Equity securities are subject to stock market fluctuations that occur in response to economic and business developments. International investing involves special risks, including foreign taxation, currency risks, risks associated with possible differences in financial standards and other risks associated with future political and economic developments. Investing in emerging markets may involve greater risks than investing in more developed countries. In addition, concentration of investments in a single region may result in greater volatility. Investments in fixed income securities are subject to various risks, including changes in interest rates, credit quality, market valuations, liquidity, prepayments, early redemption, corporate events, tax ramifications and other factors. Investment in fixed income securities typically decrease in value when interest rates rise. This risk is usually greater for longer-term securities. Investments in lower-rated and non-rated securities present a greater risk of loss to principal and interest than higher-rated securities. The municipal bond market is volatile and can be significantly affected by adverse tax, legislative or political changes and the financial condition of the issues of municipal securities. Interest rate increases can cause the price of a bond to decrease. Income on municipal bonds is free from federal taxes, but may be subject to the federal alternative minimum tax (AMT), state and local taxes. There are special risks associated with an investment in commodities, including market price fluctuations, regulatory changes, interest rate changes, credit risk, economic changes and the impact of adverse political or financial factors.
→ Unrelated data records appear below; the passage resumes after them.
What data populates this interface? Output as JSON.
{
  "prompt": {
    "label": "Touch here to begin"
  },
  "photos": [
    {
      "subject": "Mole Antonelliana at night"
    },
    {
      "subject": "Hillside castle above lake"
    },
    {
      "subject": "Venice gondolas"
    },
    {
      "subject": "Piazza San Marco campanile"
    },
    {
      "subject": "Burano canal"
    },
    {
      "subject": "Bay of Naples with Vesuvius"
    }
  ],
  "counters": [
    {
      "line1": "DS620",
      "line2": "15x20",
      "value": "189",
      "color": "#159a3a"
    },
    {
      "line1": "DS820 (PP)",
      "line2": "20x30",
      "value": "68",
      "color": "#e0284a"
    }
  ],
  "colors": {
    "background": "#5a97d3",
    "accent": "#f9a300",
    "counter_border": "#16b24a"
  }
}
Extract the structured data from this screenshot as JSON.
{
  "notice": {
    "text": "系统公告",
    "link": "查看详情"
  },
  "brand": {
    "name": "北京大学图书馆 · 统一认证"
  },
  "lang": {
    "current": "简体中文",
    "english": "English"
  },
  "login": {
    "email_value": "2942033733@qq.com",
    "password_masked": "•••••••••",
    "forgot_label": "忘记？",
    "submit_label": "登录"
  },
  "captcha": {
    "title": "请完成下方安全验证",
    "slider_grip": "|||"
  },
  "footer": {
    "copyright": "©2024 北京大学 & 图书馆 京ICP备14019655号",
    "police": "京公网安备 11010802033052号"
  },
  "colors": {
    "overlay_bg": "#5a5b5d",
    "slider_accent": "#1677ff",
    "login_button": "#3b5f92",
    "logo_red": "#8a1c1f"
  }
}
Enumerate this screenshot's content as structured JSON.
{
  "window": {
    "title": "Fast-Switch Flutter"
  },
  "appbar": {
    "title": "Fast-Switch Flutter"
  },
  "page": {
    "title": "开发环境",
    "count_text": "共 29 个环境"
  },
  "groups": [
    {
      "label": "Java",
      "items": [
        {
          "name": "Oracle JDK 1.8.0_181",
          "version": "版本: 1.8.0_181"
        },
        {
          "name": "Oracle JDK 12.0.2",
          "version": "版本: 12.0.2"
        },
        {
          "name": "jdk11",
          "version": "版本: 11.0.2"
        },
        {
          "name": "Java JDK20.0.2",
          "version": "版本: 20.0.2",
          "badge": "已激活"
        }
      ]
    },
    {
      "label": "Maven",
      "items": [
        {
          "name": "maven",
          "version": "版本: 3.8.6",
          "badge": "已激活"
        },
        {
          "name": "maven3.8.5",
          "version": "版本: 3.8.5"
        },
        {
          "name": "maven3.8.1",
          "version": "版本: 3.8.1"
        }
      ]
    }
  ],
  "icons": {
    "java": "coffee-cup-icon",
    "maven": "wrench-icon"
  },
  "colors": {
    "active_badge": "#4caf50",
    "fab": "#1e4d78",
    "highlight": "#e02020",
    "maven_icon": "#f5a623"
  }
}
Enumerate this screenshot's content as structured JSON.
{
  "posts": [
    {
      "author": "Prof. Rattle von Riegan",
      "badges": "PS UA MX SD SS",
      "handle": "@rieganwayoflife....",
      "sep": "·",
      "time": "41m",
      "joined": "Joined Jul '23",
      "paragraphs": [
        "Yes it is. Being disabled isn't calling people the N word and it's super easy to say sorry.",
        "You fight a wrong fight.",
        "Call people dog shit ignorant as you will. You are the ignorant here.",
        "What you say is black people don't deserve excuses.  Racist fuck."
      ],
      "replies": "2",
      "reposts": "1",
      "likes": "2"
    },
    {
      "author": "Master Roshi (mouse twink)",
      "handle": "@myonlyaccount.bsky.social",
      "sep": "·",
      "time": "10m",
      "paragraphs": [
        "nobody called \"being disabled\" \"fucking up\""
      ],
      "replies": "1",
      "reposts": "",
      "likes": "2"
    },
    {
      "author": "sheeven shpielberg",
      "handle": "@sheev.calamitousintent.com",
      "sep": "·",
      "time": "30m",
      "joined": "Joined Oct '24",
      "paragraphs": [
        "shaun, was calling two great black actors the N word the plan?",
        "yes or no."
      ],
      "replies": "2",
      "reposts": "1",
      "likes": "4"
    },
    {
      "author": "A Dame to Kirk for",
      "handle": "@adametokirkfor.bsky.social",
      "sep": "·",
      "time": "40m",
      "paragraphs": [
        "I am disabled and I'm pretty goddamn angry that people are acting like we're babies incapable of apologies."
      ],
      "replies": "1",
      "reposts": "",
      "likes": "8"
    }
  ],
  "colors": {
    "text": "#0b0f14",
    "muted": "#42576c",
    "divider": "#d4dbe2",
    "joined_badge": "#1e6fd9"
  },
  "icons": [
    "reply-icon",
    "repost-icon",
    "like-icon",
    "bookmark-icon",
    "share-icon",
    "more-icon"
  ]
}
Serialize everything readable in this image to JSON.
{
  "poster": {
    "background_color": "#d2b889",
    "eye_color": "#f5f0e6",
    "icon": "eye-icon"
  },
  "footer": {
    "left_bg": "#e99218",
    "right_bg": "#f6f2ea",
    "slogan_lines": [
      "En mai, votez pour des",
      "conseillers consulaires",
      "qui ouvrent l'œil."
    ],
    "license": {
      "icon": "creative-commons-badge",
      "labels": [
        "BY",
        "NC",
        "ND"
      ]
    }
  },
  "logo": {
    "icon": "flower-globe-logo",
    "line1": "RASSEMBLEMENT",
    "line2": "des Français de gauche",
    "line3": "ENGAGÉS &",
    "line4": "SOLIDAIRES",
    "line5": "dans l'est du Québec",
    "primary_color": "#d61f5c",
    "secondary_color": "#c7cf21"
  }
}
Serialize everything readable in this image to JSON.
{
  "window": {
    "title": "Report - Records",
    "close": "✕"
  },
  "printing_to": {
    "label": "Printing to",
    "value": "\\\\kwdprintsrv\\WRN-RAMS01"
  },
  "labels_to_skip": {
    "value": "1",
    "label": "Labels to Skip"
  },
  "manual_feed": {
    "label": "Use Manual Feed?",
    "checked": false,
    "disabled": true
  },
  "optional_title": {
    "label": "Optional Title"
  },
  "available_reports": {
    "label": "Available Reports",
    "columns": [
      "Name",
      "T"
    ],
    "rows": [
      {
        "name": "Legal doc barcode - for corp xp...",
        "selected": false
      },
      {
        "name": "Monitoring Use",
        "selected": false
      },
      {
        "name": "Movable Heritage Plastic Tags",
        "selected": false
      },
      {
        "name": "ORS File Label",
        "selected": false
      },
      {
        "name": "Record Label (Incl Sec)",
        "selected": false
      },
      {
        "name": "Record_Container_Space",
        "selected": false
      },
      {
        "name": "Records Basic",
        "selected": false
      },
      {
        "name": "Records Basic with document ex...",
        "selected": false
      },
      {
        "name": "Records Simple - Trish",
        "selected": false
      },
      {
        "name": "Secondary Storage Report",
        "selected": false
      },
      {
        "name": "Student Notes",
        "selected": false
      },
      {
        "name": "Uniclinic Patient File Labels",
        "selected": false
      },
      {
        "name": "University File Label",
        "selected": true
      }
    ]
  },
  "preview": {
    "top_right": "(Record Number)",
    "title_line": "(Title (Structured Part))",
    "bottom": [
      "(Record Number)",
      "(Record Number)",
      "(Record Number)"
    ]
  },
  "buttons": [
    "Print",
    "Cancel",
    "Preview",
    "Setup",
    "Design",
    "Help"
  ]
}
Investments in real estate securities can be subject to fluctuations in the value of the underlying properties, the effect of economic conditions on real estate values, changes in interest rates and risks related to renting properties (such as rental defaults). Exchange-traded funds (ETFs) are baskets of securities that are traded on an exchange like individual stocks at negotiated prices and are not individually redeemable. ETFs are designed to generally track a market index and shares may trade at a premium or a discount to the net asset value of the underlying securities.
© 2017 U.S. Bank (7/17)